I had flagged a recipe in "Real Vegetarian Thai", thinking I wouldn't get to try it until the fall, but Mother Nature (and my immune system) clearly had other plans. This soup was described as the ideal meal for someone nursing a cold, so I had the perfect reason to try it ASAP. It was spicy (great, as I couldn't taste a damn thing), filling (also good, as I had to force myself to eat) and full of lemongrass, a ingredient that Thais believe to be especially helpful when one is afflicted with a cold or the flu.

I have been meaning to try making my own curry pastes for Indian and Thai food for a while, but grueling schedules always seem to kick my good intentions' ass. Being someone with a full-time job, a boyfriend and a life, I've come to rely on Patak and Thai Kitchen brands to provide the fragrant pastes, and since the results are always awesome, I saw no need to go out of my way. I still mean to give it a shot eventually, but it wasn't gonna happen while I was dragging myself around in a NyQuil haze. I was quite glad to get my hands on a jar of roasted chili paste, which was the only ingredient I was missing to put this dish together.

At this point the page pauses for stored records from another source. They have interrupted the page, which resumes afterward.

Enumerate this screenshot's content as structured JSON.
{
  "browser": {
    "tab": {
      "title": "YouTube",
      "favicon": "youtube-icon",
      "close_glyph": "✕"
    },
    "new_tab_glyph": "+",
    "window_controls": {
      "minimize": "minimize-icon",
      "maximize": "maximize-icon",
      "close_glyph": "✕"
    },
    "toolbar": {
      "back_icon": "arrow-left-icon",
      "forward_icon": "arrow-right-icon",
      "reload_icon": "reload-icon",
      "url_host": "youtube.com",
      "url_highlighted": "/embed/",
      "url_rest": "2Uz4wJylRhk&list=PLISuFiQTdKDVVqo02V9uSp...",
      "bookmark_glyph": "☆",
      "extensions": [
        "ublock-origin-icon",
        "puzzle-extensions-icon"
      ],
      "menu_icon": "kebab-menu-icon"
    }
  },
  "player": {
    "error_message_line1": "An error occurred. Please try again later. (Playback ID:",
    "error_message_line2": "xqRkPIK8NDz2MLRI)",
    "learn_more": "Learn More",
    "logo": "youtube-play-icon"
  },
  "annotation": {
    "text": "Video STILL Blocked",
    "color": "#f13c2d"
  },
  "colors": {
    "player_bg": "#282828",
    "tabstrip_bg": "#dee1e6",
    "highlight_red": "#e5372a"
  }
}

Thank you, Thai Kitchen!

Also, about lemongrass. Some grocery stores carry them in their unprocessed form: they look kind of like bamboo shoots, and you have to remove the hard "leaves" to get to the soft yellow-green heart. If your local store doesn't have the unprocessed stalks, they often carry packaged lemongrass cores, either in a bag (look for it where they keep the fresh herbs) or jarred (usually in the "Asian" section). All those options work great for this soup.

4 cups vegetable stock
3 stalks lemongrass, hard leaves removed
12 wild lime leaves (optional)
2 limes, juiced
3 to 5 scallions, cut diagonally
1 fresh green chile, chopped
1 pound firm tofu, drained, pressed and cut into bite-sized chunks
1 package fresh button mushrooms, sliced
2 tablespoons roasted chili paste
2 teaspoons sugar
1 teaspoon soy sauce
1/2 teaspoon salt

Using the blunt side of a knife, bruise the lemongrass stalk on every side, and cut into 2-inches chunks. In a large pot, bring the vegetables stock to a boil. When the stock is boiling, add the lemongrass stalks, and half the lime leaves (if using) and reduce the heat to a simmer. Cook until the stock is fragrant and the lemongrass has faded from bright green to a dull khaki, 5 to 10 minutes. While the soup simmer, combine the lime juice, the remaining lime leaves, scallions and chile in a bowl. Reserve. Scoop our the lemongrass from the stock and discard. Raise the heat to high and add the tofu, mushrooms, chili paste, sugar, soy sauce and salt and stir well. When the soup boils again, pour the reserved lime juice mixture and remove from the heat. Stir to combine, adjust seasoning if necessary, and serve at once, with some jasmine rice.

In Thailand, soups function as one of the many parts of a meal, and they are either drunk straight from the bowl, or spooned over jasmine rice. I find a side of rice to complement the soup very well, especially since this makes 4 small servings.

The broth is very rich and tasty, and it was perfect to comfort me while I shivered and sneezed. Adjust the chile and roasted chili paste to taste, but if you are in the same sorry state I was in when I made this soup, go crazy and it will warm you from the inside out. It really is the perfect soup to nurse colds: filling, warming and tasty!